> Required action
Return each entry below exactly. Skip the images.

[[ Data for processing open ]]

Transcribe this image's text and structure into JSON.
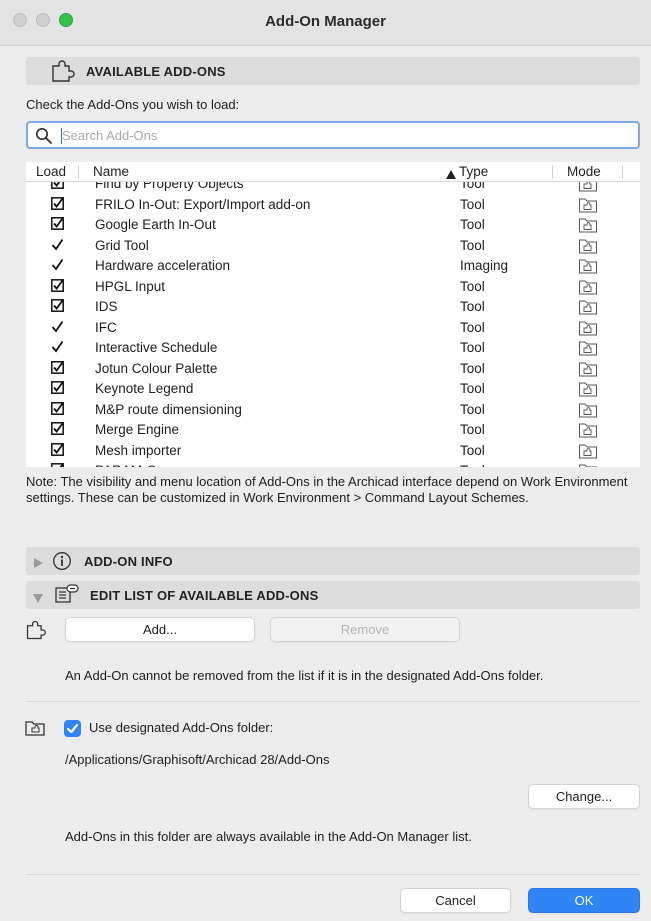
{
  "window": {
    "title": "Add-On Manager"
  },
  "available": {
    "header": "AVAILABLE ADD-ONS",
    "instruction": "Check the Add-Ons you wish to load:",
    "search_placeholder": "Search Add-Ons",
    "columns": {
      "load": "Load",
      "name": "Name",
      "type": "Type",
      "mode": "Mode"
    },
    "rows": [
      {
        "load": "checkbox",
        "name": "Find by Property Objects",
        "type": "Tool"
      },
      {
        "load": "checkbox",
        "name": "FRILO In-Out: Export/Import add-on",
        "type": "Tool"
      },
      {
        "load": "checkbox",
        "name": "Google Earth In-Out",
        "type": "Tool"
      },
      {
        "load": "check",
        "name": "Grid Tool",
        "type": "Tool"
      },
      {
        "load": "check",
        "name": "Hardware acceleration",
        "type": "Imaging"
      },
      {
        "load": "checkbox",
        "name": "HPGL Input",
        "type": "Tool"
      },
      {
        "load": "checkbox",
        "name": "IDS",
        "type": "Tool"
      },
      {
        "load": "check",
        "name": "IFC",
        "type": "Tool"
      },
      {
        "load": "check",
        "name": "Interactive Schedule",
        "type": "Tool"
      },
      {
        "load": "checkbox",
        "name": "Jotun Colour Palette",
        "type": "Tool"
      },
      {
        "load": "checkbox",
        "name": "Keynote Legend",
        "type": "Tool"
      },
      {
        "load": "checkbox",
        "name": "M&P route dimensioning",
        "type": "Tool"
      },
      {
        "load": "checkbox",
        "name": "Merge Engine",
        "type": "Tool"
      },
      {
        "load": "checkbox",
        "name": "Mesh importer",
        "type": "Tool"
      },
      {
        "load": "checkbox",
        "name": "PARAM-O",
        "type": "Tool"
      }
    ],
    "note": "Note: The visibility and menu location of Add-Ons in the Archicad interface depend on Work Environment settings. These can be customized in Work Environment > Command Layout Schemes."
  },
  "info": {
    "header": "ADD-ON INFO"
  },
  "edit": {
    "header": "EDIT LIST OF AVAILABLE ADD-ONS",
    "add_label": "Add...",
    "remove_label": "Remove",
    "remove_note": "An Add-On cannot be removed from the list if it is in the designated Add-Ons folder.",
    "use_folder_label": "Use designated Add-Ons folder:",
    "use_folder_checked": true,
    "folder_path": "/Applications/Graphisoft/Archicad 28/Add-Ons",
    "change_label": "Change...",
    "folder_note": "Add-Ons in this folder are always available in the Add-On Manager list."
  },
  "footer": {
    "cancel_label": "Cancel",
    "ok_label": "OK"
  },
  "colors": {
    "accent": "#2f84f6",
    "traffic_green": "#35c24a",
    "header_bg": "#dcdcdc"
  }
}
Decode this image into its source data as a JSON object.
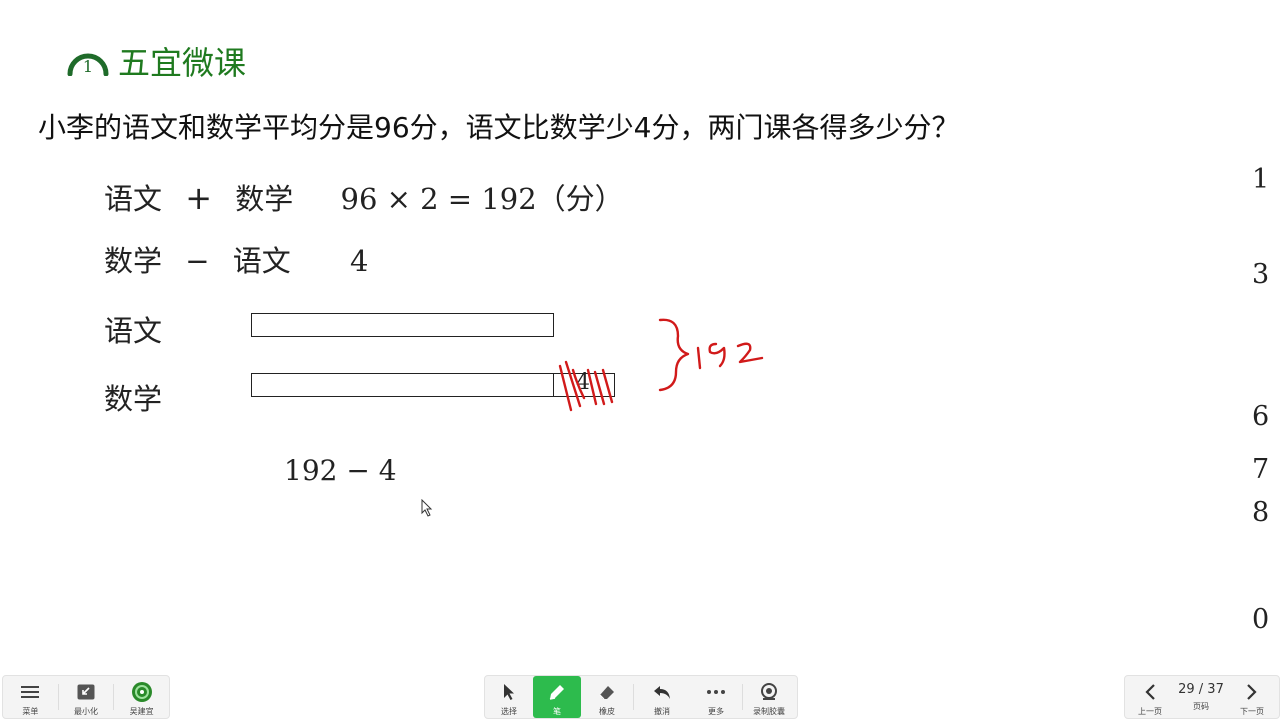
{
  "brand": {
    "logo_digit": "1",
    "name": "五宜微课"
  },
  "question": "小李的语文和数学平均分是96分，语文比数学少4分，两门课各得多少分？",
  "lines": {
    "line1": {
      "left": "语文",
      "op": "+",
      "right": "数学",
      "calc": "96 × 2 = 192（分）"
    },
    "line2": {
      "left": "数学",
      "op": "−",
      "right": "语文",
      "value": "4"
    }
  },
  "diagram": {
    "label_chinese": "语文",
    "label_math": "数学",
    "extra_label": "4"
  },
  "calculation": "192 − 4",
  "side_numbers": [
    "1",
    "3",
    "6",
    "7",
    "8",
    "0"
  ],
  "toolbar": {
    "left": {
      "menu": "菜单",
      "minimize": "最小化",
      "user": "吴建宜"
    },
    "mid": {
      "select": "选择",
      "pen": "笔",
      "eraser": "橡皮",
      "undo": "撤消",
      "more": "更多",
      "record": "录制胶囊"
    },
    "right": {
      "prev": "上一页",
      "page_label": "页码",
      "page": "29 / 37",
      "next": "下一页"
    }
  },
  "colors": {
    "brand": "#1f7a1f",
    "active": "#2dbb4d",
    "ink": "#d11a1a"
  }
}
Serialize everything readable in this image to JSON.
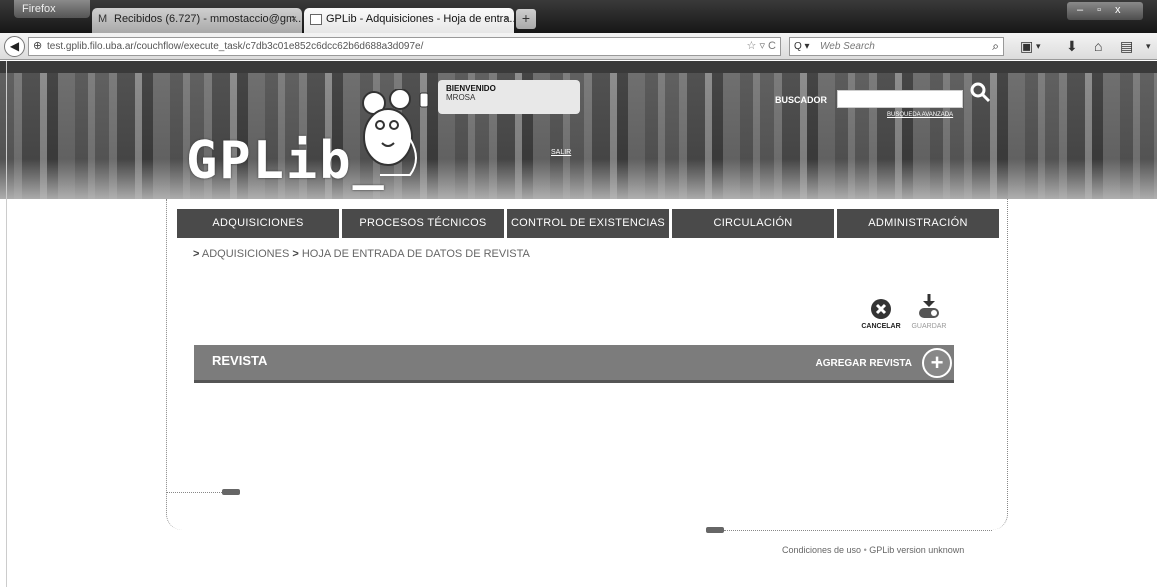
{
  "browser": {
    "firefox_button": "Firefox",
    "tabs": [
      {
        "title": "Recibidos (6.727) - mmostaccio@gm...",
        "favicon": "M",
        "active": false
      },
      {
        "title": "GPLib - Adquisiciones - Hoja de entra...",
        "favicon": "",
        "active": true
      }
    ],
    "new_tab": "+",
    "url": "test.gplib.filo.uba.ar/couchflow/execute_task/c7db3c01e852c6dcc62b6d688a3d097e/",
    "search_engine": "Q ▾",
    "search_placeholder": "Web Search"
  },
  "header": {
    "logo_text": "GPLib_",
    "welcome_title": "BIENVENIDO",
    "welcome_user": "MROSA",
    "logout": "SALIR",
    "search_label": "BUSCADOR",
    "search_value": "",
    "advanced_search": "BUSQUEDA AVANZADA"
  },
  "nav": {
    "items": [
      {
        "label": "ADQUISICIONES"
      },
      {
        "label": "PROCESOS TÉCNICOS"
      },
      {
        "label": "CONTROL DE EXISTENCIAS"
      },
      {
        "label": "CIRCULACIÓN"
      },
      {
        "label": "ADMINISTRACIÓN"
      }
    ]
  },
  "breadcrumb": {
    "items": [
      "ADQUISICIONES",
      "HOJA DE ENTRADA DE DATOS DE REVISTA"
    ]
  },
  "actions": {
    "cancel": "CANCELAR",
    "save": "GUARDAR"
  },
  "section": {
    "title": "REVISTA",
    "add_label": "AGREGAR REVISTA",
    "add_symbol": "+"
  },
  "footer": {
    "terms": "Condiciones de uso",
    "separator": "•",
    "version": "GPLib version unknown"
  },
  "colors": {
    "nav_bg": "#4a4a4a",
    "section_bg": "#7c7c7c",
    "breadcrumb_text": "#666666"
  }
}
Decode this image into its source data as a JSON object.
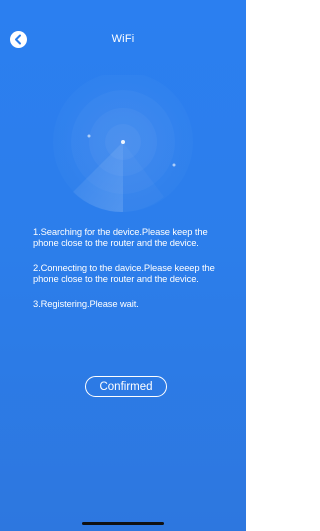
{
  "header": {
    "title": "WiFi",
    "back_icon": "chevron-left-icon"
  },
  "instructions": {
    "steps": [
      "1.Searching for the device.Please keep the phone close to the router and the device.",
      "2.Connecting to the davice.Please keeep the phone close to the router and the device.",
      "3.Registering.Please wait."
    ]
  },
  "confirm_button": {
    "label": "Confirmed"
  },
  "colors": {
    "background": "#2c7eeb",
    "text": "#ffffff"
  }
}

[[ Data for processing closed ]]

> Exercise answer
Transcribe this image's text and structure into JSON.
{
  "window": {
    "title": "Add-On Manager"
  },
  "available": {
    "header": "AVAILABLE ADD-ONS",
    "instruction": "Check the Add-Ons you wish to load:",
    "search_placeholder": "Search Add-Ons",
    "columns": {
      "load": "Load",
      "name": "Name",
      "type": "Type",
      "mode": "Mode"
    },
    "rows": [
      {
        "load": "checkbox",
        "name": "Find by Property Objects",
        "type": "Tool"
      },
      {
        "load": "checkbox",
        "name": "FRILO In-Out: Export/Import add-on",
        "type": "Tool"
      },
      {
        "load": "checkbox",
        "name": "Google Earth In-Out",
        "type": "Tool"
      },
      {
        "load": "check",
        "name": "Grid Tool",
        "type": "Tool"
      },
      {
        "load": "check",
        "name": "Hardware acceleration",
        "type": "Imaging"
      },
      {
        "load": "checkbox",
        "name": "HPGL Input",
        "type": "Tool"
      },
      {
        "load": "checkbox",
        "name": "IDS",
        "type": "Tool"
      },
      {
        "load": "check",
        "name": "IFC",
        "type": "Tool"
      },
      {
        "load": "check",
        "name": "Interactive Schedule",
        "type": "Tool"
      },
      {
        "load": "checkbox",
        "name": "Jotun Colour Palette",
        "type": "Tool"
      },
      {
        "load": "checkbox",
        "name": "Keynote Legend",
        "type": "Tool"
      },
      {
        "load": "checkbox",
        "name": "M&P route dimensioning",
        "type": "Tool"
      },
      {
        "load": "checkbox",
        "name": "Merge Engine",
        "type": "Tool"
      },
      {
        "load": "checkbox",
        "name": "Mesh importer",
        "type": "Tool"
      },
      {
        "load": "checkbox",
        "name": "PARAM-O",
        "type": "Tool"
      }
    ],
    "note": "Note: The visibility and menu location of Add-Ons in the Archicad interface depend on Work Environment settings. These can be customized in Work Environment > Command Layout Schemes."
  },
  "info": {
    "header": "ADD-ON INFO"
  },
  "edit": {
    "header": "EDIT LIST OF AVAILABLE ADD-ONS",
    "add_label": "Add...",
    "remove_label": "Remove",
    "remove_note": "An Add-On cannot be removed from the list if it is in the designated Add-Ons folder.",
    "use_folder_label": "Use designated Add-Ons folder:",
    "use_folder_checked": true,
    "folder_path": "/Applications/Graphisoft/Archicad 28/Add-Ons",
    "change_label": "Change...",
    "folder_note": "Add-Ons in this folder are always available in the Add-On Manager list."
  },
  "footer": {
    "cancel_label": "Cancel",
    "ok_label": "OK"
  },
  "colors": {
    "accent": "#2f84f6",
    "traffic_green": "#35c24a",
    "header_bg": "#dcdcdc"
  }
}
Decode this image into its source data as a JSON object.
{
  "brand": {
    "logo_digit": "1",
    "name": "五宜微课"
  },
  "question": "小李的语文和数学平均分是96分，语文比数学少4分，两门课各得多少分？",
  "lines": {
    "line1": {
      "left": "语文",
      "op": "+",
      "right": "数学",
      "calc": "96 × 2 = 192（分）"
    },
    "line2": {
      "left": "数学",
      "op": "−",
      "right": "语文",
      "value": "4"
    }
  },
  "diagram": {
    "label_chinese": "语文",
    "label_math": "数学",
    "extra_label": "4"
  },
  "calculation": "192 − 4",
  "side_numbers": [
    "1",
    "3",
    "6",
    "7",
    "8",
    "0"
  ],
  "toolbar": {
    "left": {
      "menu": "菜单",
      "minimize": "最小化",
      "user": "吴建宜"
    },
    "mid": {
      "select": "选择",
      "pen": "笔",
      "eraser": "橡皮",
      "undo": "撤消",
      "more": "更多",
      "record": "录制胶囊"
    },
    "right": {
      "prev": "上一页",
      "page_label": "页码",
      "page": "29 / 37",
      "next": "下一页"
    }
  },
  "colors": {
    "brand": "#1f7a1f",
    "active": "#2dbb4d",
    "ink": "#d11a1a"
  }
}
Serialize everything readable in this image to JSON.
{
  "browser": {
    "firefox_button": "Firefox",
    "tabs": [
      {
        "title": "Recibidos (6.727) - mmostaccio@gm...",
        "favicon": "M",
        "active": false
      },
      {
        "title": "GPLib - Adquisiciones - Hoja de entra...",
        "favicon": "",
        "active": true
      }
    ],
    "new_tab": "+",
    "url": "test.gplib.filo.uba.ar/couchflow/execute_task/c7db3c01e852c6dcc62b6d688a3d097e/",
    "search_engine": "Q ▾",
    "search_placeholder": "Web Search"
  },
  "header": {
    "logo_text": "GPLib_",
    "welcome_title": "BIENVENIDO",
    "welcome_user": "MROSA",
    "logout": "SALIR",
    "search_label": "BUSCADOR",
    "search_value": "",
    "advanced_search": "BUSQUEDA AVANZADA"
  },
  "nav": {
    "items": [
      {
        "label": "ADQUISICIONES"
      },
      {
        "label": "PROCESOS TÉCNICOS"
      },
      {
        "label": "CONTROL DE EXISTENCIAS"
      },
      {
        "label": "CIRCULACIÓN"
      },
      {
        "label": "ADMINISTRACIÓN"
      }
    ]
  },
  "breadcrumb": {
    "items": [
      "ADQUISICIONES",
      "HOJA DE ENTRADA DE DATOS DE REVISTA"
    ]
  },
  "actions": {
    "cancel": "CANCELAR",
    "save": "GUARDAR"
  },
  "section": {
    "title": "REVISTA",
    "add_label": "AGREGAR REVISTA",
    "add_symbol": "+"
  },
  "footer": {
    "terms": "Condiciones de uso",
    "separator": "•",
    "version": "GPLib version unknown"
  },
  "colors": {
    "nav_bg": "#4a4a4a",
    "section_bg": "#7c7c7c",
    "breadcrumb_text": "#666666"
  }
}
Decode this image into its source data as a JSON object.
{
  "header": {
    "title": "WiFi",
    "back_icon": "chevron-left-icon"
  },
  "instructions": {
    "steps": [
      "1.Searching for the device.Please keep the phone close to the router and the device.",
      "2.Connecting to the davice.Please keeep the phone close to the router and the device.",
      "3.Registering.Please wait."
    ]
  },
  "confirm_button": {
    "label": "Confirmed"
  },
  "colors": {
    "background": "#2c7eeb",
    "text": "#ffffff"
  }
}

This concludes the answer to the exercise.